Torii Noodle Bar: Noodle Class

Logo of torri Noodle Bar in purple and green text.

By: Chris Brown

Photo Credits: Torii Noodle Bar

Last week Shop Local Raleigh put together a food blogger event at Torii Noodle Bar and I got the opportunity to try it out. When I heard that Torii was owned by Kanki, I knew that the food was going to be great, but I had little experience with ramen noodles outside of the 99 cent variety. This was why I was a little bit intimidated when I found out that not only were we getting to try out Torii’s delicious food but that we were going to get to make the noodles by hand! To say that I’m not a cook would be the understatement of the century, but thanks to executive Chef Alex Cordova, this noodle class was one of the most entertaining and rewarding experiences I have had in a while.torii-stainless-steel-bowls

Chef Alex was joined by Tom Mukoyama, the Corporate GM and a Certified Sake Adviser, Reuben Rodillas, the GM for Torii Noodle Bar at Kanki, and Gee Dararouksa, the director of operations for Plaza Associates. The night started off with all the guests mingling inside Torii wonderfully open dining area and trying some of Torii’s savory appetizers. While this was going on, a stainless steel table waited patiently in the center of the room with a dozen bowls filled with flour sitting on top of it; that is where this culinary adventure was about to begin. Tom Mukoyama called us all to grab an apron and get to our cooking station so we could begin. Being a Sake Advisor, Tom started everyone off with the first glass of Sake of and taught us the traditional Japanese toast: Kampai!


Everyone got a tray of four different broths to taste, ranging from creamy to spicy, that would eventually be added to our finished noodles. Chef Alex then told us about the four ingredients that go into making ramen: wheat flour, salt, water, kansuri. Once we chose our broth, we then started making the noodles. First we added the ingredients together, then we began the long process of kneading the dough inside the stainless steel bowls until we made them into smooth balls about the size of a fist, which Chef Alex made look easy. Once we had our dough balls, we then rolled the balls out into long, flat strips with a wooden roller. This was my favorite part of the whole process because it was such a good stress reliever, I felt like all the tension of a week’s worth of work melt away into the flattened dough.

Once we had our rough dough strips, we then ran it through a hand-cranked machine that flattened the dough further and then proceeded to shred the dough into long noodles.
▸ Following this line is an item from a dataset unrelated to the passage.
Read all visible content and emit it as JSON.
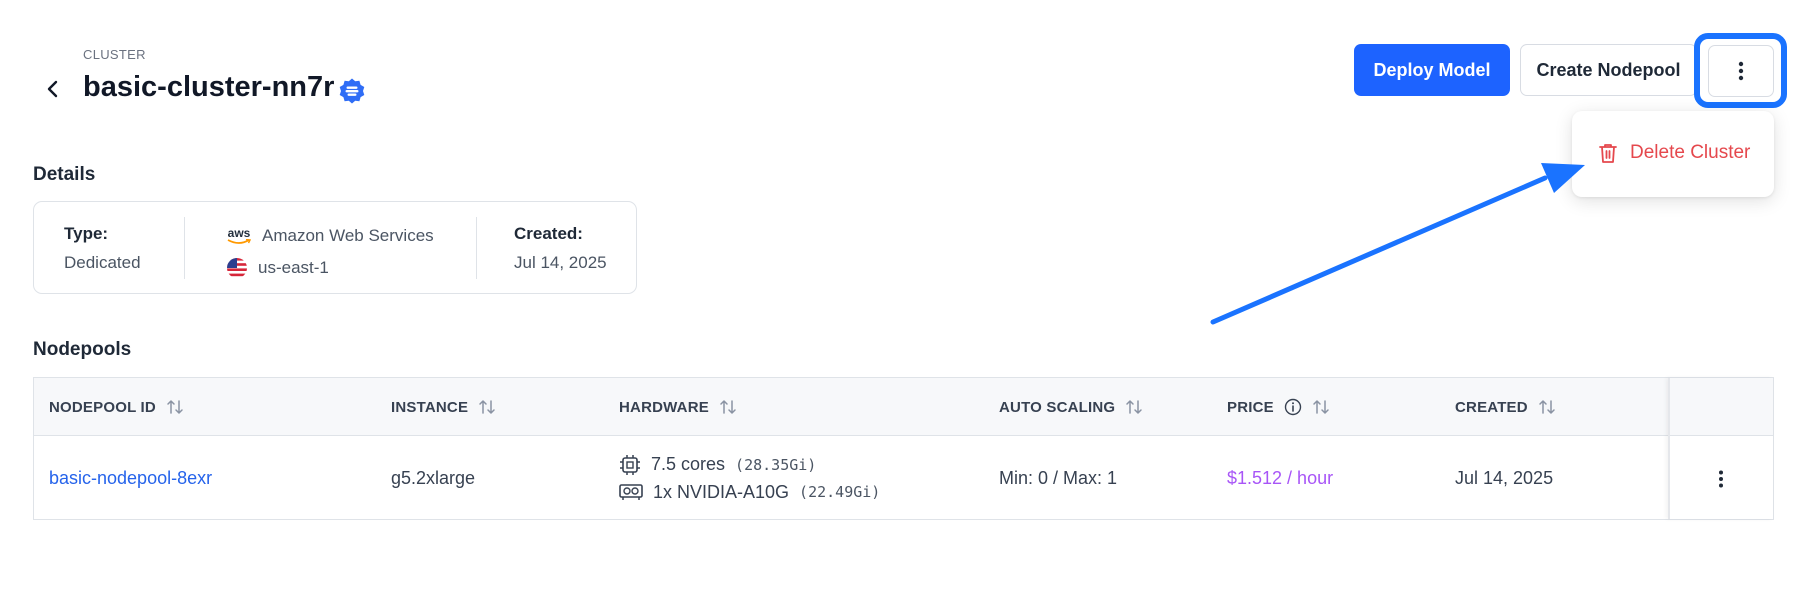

After we had our noodles made, the staff took them back to the kitchen to be cooked and then brought finished bowls of ramen back with the broth we chose. They had an assortment of toppings we could add to our meal including pork, tofu, snow peas, and scallions to name a few. I proceeded to have the best bowl of ramen I’ve ever had, I had no idea ramen could be this good. One of the things I loved about Torii was that I felt like I was getting an authentic ramen experience without feeling like the restaurant was trying to uphold some standard of noodle purism. At Torii, Chef Alex and the whole staff work to give every customer an experience that is unique to them. There really is something for everyone at Torii Noodle Bar.

Now, I know what you are all thinking: “how do I get to do this?” You’re in luck! Torii offers Noodle Classes for anyone; all you have to do is follow the link here: